You Will Know

Evangelism can be a tricky thing to follow because we don’t always know how things turn out. We might meet a visitor after a worship service, strike up a spiritual conversation, and then never see that person again. Perhaps we hand out a tract, article, or book to a neighbor or co-worker, then get transferred to another department or location. So we effectively lose touch with that person.

As a preacher, I’m frequently faced with a similar frustration. I like to see how things turn out. I hate missing the end of a football game, for example. I’ll finish reading a book that I don’t particularly like just to see how it ends (“Do they end up together? Does the villain get his comeuppance in the end?”) So, when I plant a seed by teaching a class, conversing with a neighbor, or reaching out to a visitor at church, I want to know how things end up!

Often, we kind of dismiss the angst by saying, “I guess we’ll just never know.” Maybe a little more optimistically, we encourage personal evangelism by stating, “You never know how one act of kindness, a word of encouragement, or an attempt at teaching the gospel will change somebody.”

“You never know...”

That might often be true in an earthly sense, but I realized recently that it won’t be true eternally. Someday, when we’re all raised together to be judged, we will know the results of our labors on earth (Matthew 25:31ff).

We will know if that co-worker ever obeyed because we either share eternity with him or not.

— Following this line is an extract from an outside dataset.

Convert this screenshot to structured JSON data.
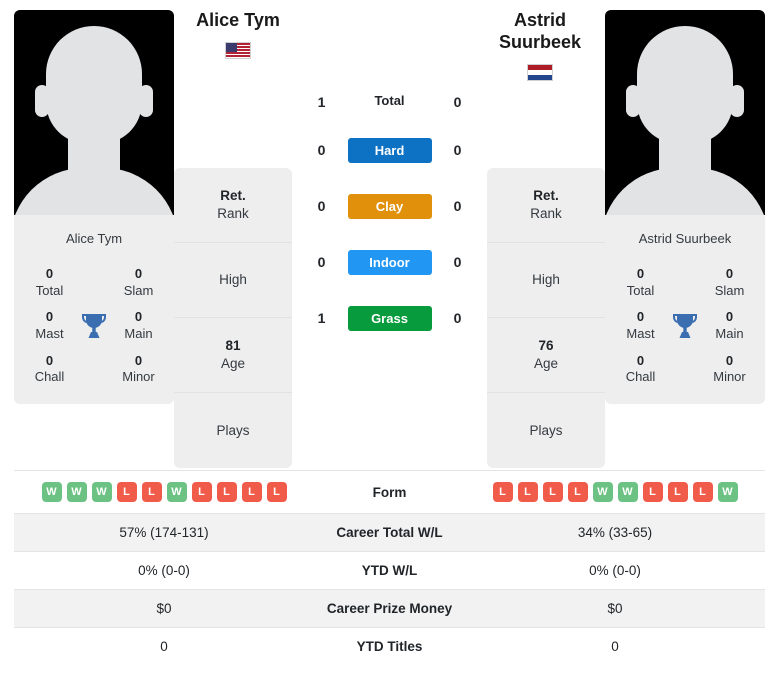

For the same reason, we will know if our grandchildren and great-grandchildren ever accepted the faith we hold so precious. We will know who heeded the call and who didn’t. We will know the lasting impact we made on people for the stand we took defending truth -- or we’ll know how detrimental our cowardice was when we failed to stand up for divine truth (Revelation 21:8).

We will know because each man’s work becomes evident in the end (1 Corinthians 3:13).

We will know because there will be no hiding on the Final Day. Everybody will be judged (John 5:28-29).

We will know because we’ll see the end result of every small act of love, every scripture we quoted in a moment of desperation or trial, every prayer we offered for an unbeliever, every enemy we made into a friend by our obedience to Jesus’ command in Matthew 5:44, and, yes, every little conversation we struck up with a grocery store clerk, bank teller, or cable technician in an attempt to plant the gospel seed.

The apostle Paul made an astute observation about his own role in the conversion of many, writing, “What then is Apollos? And what is Paul? Servants through whom you believed, even as the Lord gave opportunity to each one. So I planted, Apollos watered, but God caused the growth” (1 Corinthians 3:5-6). He understood that he wasn’t always going to see the end result of his evangelistic efforts. He might plant a seed. Another one comes along later and waters. Was Paul keeping count? Was he worried about “making the sale” or getting the credit? Was his ego bruised when somebody else baptized more people than him? Clearly not (Philippians 1:15-18)!

Certainly, if God gives us opportunity, we might see the way our evangelism comes to fruition. Few things bring quite as much joy as being involved in the process of a sinner’s transformation to saint. But even if we do not get to witness it now, we will see the fruit in the end.

“You never know?”

Maybe for now. But you will know.